Component data from apps and pages:
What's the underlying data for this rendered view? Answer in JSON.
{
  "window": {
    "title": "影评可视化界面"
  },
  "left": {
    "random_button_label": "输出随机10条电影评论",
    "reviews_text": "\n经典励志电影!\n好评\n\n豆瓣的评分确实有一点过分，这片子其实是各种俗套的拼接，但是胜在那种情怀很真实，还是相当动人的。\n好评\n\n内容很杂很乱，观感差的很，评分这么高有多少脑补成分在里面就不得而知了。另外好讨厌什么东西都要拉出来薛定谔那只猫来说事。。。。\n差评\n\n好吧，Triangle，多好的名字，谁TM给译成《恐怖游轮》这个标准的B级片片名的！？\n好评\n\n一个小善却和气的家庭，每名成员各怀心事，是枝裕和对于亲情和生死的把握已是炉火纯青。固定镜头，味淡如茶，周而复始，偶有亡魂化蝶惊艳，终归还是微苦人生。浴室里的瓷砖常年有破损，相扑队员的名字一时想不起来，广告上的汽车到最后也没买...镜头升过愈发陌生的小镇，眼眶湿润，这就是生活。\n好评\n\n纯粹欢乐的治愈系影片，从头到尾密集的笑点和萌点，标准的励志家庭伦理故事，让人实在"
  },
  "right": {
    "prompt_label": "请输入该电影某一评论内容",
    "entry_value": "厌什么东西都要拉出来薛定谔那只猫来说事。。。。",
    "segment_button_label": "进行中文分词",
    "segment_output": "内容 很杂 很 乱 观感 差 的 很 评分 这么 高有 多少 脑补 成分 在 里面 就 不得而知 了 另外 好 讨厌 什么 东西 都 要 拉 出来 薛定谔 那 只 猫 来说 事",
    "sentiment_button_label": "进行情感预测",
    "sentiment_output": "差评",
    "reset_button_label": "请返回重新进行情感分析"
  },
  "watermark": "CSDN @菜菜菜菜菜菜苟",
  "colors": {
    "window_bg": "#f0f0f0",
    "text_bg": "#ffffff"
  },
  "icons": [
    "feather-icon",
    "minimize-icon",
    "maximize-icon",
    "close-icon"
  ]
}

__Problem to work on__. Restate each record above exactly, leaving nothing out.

__Solution for this problem__.
What's the underlying data for this rendered view? Answer in JSON.
{
  "window": {
    "title": "影评可视化界面"
  },
  "left": {
    "random_button_label": "输出随机10条电影评论",
    "reviews_text": "\n经典励志电影!\n好评\n\n豆瓣的评分确实有一点过分，这片子其实是各种俗套的拼接，但是胜在那种情怀很真实，还是相当动人的。\n好评\n\n内容很杂很乱，观感差的很，评分这么高有多少脑补成分在里面就不得而知了。另外好讨厌什么东西都要拉出来薛定谔那只猫来说事。。。。\n差评\n\n好吧，Triangle，多好的名字，谁TM给译成《恐怖游轮》这个标准的B级片片名的！？\n好评\n\n一个小善却和气的家庭，每名成员各怀心事，是枝裕和对于亲情和生死的把握已是炉火纯青。固定镜头，味淡如茶，周而复始，偶有亡魂化蝶惊艳，终归还是微苦人生。浴室里的瓷砖常年有破损，相扑队员的名字一时想不起来，广告上的汽车到最后也没买...镜头升过愈发陌生的小镇，眼眶湿润，这就是生活。\n好评\n\n纯粹欢乐的治愈系影片，从头到尾密集的笑点和萌点，标准的励志家庭伦理故事，让人实在"
  },
  "right": {
    "prompt_label": "请输入该电影某一评论内容",
    "entry_value": "厌什么东西都要拉出来薛定谔那只猫来说事。。。。",
    "segment_button_label": "进行中文分词",
    "segment_output": "内容 很杂 很 乱 观感 差 的 很 评分 这么 高有 多少 脑补 成分 在 里面 就 不得而知 了 另外 好 讨厌 什么 东西 都 要 拉 出来 薛定谔 那 只 猫 来说 事",
    "sentiment_button_label": "进行情感预测",
    "sentiment_output": "差评",
    "reset_button_label": "请返回重新进行情感分析"
  },
  "watermark": "CSDN @菜菜菜菜菜菜苟",
  "colors": {
    "window_bg": "#f0f0f0",
    "text_bg": "#ffffff"
  },
  "icons": [
    "feather-icon",
    "minimize-icon",
    "maximize-icon",
    "close-icon"
  ]
}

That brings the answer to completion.